*** Entries supplied Section Begins ***

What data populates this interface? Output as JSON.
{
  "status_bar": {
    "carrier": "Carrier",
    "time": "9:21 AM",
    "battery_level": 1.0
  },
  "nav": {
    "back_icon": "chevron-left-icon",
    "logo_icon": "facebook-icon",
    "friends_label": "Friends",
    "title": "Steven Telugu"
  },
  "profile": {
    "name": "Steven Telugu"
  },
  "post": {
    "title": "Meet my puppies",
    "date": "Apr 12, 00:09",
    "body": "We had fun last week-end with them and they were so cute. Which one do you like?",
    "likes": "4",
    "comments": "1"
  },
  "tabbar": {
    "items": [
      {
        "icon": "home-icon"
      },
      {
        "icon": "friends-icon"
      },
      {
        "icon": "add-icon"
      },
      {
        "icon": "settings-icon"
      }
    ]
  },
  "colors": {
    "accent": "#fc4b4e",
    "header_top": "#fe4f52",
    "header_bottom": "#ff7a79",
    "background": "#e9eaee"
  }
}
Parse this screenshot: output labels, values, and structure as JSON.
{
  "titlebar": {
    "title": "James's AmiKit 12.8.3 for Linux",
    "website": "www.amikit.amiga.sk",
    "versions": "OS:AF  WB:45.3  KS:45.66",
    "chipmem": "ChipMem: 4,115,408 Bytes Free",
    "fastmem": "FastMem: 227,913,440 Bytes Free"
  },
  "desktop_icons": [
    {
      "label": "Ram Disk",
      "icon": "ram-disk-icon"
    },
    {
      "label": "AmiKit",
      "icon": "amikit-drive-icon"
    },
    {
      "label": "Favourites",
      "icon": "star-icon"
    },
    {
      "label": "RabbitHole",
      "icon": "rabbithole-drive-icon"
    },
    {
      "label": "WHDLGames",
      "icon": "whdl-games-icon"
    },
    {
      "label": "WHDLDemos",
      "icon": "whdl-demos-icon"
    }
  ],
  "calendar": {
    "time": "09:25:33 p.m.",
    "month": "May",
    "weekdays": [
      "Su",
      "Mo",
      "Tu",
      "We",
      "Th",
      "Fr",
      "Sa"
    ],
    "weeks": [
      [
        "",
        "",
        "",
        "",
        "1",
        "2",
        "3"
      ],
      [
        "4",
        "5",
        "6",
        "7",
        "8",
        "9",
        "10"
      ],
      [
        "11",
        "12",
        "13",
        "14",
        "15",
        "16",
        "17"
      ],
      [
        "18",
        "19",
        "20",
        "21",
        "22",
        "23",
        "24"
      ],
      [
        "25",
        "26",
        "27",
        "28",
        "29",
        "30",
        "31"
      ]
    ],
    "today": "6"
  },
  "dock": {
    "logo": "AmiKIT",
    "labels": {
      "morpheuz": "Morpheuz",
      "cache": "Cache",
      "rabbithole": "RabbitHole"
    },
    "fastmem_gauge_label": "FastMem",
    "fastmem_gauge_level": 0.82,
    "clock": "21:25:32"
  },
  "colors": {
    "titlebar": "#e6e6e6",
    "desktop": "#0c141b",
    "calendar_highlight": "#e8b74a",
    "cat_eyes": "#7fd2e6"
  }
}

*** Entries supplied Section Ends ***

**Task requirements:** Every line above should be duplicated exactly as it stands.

**Task result:**
What data populates this interface? Output as JSON.
{
  "status_bar": {
    "carrier": "Carrier",
    "time": "9:21 AM",
    "battery_level": 1.0
  },
  "nav": {
    "back_icon": "chevron-left-icon",
    "logo_icon": "facebook-icon",
    "friends_label": "Friends",
    "title": "Steven Telugu"
  },
  "profile": {
    "name": "Steven Telugu"
  },
  "post": {
    "title": "Meet my puppies",
    "date": "Apr 12, 00:09",
    "body": "We had fun last week-end with them and they were so cute. Which one do you like?",
    "likes": "4",
    "comments": "1"
  },
  "tabbar": {
    "items": [
      {
        "icon": "home-icon"
      },
      {
        "icon": "friends-icon"
      },
      {
        "icon": "add-icon"
      },
      {
        "icon": "settings-icon"
      }
    ]
  },
  "colors": {
    "accent": "#fc4b4e",
    "header_top": "#fe4f52",
    "header_bottom": "#ff7a79",
    "background": "#e9eaee"
  }
}
Parse this screenshot: output labels, values, and structure as JSON.
{
  "titlebar": {
    "title": "James's AmiKit 12.8.3 for Linux",
    "website": "www.amikit.amiga.sk",
    "versions": "OS:AF  WB:45.3  KS:45.66",
    "chipmem": "ChipMem: 4,115,408 Bytes Free",
    "fastmem": "FastMem: 227,913,440 Bytes Free"
  },
  "desktop_icons": [
    {
      "label": "Ram Disk",
      "icon": "ram-disk-icon"
    },
    {
      "label": "AmiKit",
      "icon": "amikit-drive-icon"
    },
    {
      "label": "Favourites",
      "icon": "star-icon"
    },
    {
      "label": "RabbitHole",
      "icon": "rabbithole-drive-icon"
    },
    {
      "label": "WHDLGames",
      "icon": "whdl-games-icon"
    },
    {
      "label": "WHDLDemos",
      "icon": "whdl-demos-icon"
    }
  ],
  "calendar": {
    "time": "09:25:33 p.m.",
    "month": "May",
    "weekdays": [
      "Su",
      "Mo",
      "Tu",
      "We",
      "Th",
      "Fr",
      "Sa"
    ],
    "weeks": [
      [
        "",
        "",
        "",
        "",
        "1",
        "2",
        "3"
      ],
      [
        "4",
        "5",
        "6",
        "7",
        "8",
        "9",
        "10"
      ],
      [
        "11",
        "12",
        "13",
        "14",
        "15",
        "16",
        "17"
      ],
      [
        "18",
        "19",
        "20",
        "21",
        "22",
        "23",
        "24"
      ],
      [
        "25",
        "26",
        "27",
        "28",
        "29",
        "30",
        "31"
      ]
    ],
    "today": "6"
  },
  "dock": {
    "logo": "AmiKIT",
    "labels": {
      "morpheuz": "Morpheuz",
      "cache": "Cache",
      "rabbithole": "RabbitHole"
    },
    "fastmem_gauge_label": "FastMem",
    "fastmem_gauge_level": 0.82,
    "clock": "21:25:32"
  },
  "colors": {
    "titlebar": "#e6e6e6",
    "desktop": "#0c141b",
    "calendar_highlight": "#e8b74a",
    "cat_eyes": "#7fd2e6"
  }
}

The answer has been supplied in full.